“The day that we take the judgement out, or give it a lesser role, and [allow] the statistics to determine the standards too much then we can very easily lose sight of what that standard really is, in terms of the performance of students,” she told the Westminster seminar. “I would ask [Ofqual] to think very carefully about what that balance should be.”
Ms Ridgway said that because GCSE grades would be set in line with a cohort’s primary test results five years previously, rather than their performance on the day, a certain grade could mean something different every year.
“Grading decisions will not, in any way, be based on criteria required to achieve a grade,” she said. “Therefore, how can that grade be used safely to differentiate between achievement?
“For a further or higher education institution or employer receiving those grades, what does it mean to them? It doesn’t mean that child has achieved a standard.”
She added: “It is also going to create massive difficulties in teaching and learning in the classroom – and for students, teachers and parents to understand what they need to do to improve.”
Ms Ridgway claimed that the reality of comparable outcomes was that GCSE results “cannot improve nationally”.
Ofqual’s answer is that the national reference test it is developing will act as an independent guide to pupil performance and will reveal when GCSE grades should be allowed to increase. However, one exam board official has told TES: “The notion that we can produce a reference test that is infallible is a bit of a fairy story, really.”
Tim Oates, Cambridge Assessment’s director of assessment research and development, said that comparable outcomes posed “really demanding problems” for Ofsted and “the chief inspector’s judgement about the overall trajectory of the education system”.
He said the approach made it harder to tell what a grade meant in terms of what a student could do, but did mean that pupils in schools that were slow to adapt to the new GCSEs would not lose out.
“This is a very tricky debate and we desperately need to know what we are doing and which way we are jumping,” Mr Oates said. “It does need to be exposed to some public scrutiny.”
An Ofqual spokesperson said: “Statistical evidence will be a key tool in the first year of awarding for new GCSEs, to minimise the possible disadvantage to students at a time of change.
“The approach to maintaining standards after the first year of awarding is still being considered…statistics will continue to be used and the process will be supported by the introduction of a new national reference test.”
An Ofsted spokesperson said: “GCSE results are only one factor that Ofsted inspectors take into consideration when judging the overall effectiveness of a school.
“Inspectors make professional judgements based on a broad range of data and inspection evidence. They look at the quality of teaching, the progress pupils have made from their starting points, leadership and management of the school, and the behaviour and safety of pupils. Exam results alone do not determine inspection outcomes.”
Notes on ‘comparable outcomes’
- The idea of “comparable outcomes” was first developed by exam boards in 2002, to ensure that the first cohort to take reformed A-levels was not unfairly disadvantaged.

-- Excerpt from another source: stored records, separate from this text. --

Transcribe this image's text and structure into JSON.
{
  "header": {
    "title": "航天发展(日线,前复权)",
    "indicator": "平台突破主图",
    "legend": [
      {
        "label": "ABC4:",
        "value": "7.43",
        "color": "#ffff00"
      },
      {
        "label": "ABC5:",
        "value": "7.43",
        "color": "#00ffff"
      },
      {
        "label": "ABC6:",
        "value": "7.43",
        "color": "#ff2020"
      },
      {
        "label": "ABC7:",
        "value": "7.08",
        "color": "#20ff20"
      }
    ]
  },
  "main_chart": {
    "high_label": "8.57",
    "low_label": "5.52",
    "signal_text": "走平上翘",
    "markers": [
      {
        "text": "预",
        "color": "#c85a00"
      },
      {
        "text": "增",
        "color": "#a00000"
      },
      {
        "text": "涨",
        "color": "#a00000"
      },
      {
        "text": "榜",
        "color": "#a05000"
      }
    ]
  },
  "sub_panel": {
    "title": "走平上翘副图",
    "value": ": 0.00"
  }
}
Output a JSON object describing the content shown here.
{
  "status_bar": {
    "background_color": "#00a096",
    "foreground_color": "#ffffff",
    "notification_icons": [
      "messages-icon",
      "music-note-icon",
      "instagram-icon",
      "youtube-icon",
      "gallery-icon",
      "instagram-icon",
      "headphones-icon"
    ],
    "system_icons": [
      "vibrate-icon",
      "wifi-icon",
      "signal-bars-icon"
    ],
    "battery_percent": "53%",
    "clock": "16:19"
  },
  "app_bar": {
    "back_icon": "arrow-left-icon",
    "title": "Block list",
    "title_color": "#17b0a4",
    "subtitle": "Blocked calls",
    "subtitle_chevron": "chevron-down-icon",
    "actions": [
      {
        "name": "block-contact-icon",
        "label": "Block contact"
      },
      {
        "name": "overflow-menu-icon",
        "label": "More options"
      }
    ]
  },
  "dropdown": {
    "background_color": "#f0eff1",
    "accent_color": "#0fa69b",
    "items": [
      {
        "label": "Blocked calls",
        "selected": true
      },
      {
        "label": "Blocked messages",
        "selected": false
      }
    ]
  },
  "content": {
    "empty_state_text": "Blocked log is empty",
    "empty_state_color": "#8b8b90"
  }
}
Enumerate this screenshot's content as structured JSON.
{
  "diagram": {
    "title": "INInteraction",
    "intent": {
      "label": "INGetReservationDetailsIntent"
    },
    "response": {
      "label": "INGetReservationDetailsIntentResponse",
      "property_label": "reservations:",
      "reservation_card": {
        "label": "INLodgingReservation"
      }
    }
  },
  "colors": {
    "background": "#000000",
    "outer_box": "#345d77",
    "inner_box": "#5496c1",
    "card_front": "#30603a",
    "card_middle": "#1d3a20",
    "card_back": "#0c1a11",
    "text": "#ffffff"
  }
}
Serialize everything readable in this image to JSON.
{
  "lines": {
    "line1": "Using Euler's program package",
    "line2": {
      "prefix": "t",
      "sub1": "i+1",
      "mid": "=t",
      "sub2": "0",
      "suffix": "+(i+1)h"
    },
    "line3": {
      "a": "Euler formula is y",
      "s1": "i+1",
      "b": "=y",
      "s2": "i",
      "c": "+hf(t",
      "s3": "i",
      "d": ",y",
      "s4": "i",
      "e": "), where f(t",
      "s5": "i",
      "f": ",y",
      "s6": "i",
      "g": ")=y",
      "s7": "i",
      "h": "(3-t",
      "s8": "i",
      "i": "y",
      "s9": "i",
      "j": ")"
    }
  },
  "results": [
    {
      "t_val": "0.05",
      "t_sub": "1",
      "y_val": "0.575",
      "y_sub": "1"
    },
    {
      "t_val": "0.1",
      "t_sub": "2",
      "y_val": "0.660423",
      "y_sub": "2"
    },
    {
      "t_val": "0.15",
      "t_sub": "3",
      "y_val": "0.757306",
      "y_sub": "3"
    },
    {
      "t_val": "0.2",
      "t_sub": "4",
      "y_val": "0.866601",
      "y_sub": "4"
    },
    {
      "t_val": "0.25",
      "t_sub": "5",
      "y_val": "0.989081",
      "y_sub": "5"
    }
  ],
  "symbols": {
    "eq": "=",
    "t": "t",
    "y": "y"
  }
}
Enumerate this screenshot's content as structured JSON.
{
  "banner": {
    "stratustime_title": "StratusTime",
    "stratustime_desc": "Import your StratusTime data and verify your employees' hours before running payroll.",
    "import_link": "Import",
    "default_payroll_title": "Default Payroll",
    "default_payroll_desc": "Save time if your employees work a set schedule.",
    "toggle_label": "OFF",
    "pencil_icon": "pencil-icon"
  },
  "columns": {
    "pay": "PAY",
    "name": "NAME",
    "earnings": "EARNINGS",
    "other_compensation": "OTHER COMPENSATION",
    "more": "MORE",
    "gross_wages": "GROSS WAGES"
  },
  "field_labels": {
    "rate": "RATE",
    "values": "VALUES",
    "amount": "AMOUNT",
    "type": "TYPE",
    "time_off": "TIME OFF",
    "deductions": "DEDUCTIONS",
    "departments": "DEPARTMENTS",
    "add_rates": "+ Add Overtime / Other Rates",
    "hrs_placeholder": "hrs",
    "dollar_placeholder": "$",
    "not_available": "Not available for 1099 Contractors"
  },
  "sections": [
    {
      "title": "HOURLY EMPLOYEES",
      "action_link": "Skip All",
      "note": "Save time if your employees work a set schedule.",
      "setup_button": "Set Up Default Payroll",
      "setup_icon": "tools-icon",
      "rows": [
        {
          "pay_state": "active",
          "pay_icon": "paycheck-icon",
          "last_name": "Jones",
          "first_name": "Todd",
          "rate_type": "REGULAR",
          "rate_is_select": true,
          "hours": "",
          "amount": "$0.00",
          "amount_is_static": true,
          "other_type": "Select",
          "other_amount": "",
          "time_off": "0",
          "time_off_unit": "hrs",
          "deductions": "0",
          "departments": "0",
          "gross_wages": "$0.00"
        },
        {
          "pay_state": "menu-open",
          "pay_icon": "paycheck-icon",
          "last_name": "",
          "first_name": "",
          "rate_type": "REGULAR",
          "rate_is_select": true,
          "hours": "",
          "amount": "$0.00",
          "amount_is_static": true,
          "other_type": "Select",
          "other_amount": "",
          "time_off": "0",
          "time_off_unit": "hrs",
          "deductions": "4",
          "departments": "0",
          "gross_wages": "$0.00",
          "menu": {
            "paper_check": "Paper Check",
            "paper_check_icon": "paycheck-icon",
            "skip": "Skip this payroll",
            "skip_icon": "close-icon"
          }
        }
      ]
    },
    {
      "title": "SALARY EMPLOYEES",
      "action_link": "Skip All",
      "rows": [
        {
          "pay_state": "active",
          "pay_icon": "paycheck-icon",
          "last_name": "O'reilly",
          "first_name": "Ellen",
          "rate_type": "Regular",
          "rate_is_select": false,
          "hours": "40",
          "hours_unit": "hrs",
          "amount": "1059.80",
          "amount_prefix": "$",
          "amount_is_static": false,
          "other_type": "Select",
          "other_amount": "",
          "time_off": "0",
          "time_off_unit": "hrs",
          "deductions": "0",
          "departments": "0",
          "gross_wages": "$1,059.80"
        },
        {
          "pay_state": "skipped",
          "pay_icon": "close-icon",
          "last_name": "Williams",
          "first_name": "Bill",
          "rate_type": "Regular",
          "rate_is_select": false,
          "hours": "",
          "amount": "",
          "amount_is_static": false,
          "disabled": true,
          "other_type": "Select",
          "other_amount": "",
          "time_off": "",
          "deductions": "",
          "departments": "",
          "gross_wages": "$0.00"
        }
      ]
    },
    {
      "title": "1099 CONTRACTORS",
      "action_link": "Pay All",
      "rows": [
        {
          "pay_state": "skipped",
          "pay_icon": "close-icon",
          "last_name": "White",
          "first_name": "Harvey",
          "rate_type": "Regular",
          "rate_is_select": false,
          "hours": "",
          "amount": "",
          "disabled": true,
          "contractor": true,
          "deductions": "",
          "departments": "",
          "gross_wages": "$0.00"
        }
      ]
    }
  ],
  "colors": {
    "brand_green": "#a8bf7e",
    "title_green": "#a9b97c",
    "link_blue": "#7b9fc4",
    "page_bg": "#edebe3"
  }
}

- The exam boards decided to prioritise “comparable outcomes” over “comparable performance”. This ensured that the national proportion of students gaining each grade in a particular subject remained roughly the same.
- To an extent, the idea that a certain level of performance should lead to exactly the same grade as it had in previous years was sacrificed.
- The approach has been used ever since and was given increased emphasis by Ofqual at the start of the decade as the watchdog sought to curb grade inflation.
- As a result, grade boundaries have since been set through a trade-off between examiners’ judgements and calculations based on historical statistics.
- Ofqual is considering another major shift for the reformed GCSEs, with the possibility that descriptors (demonstrating the grade that should be awarded to work of a particular standard) will not be used at all.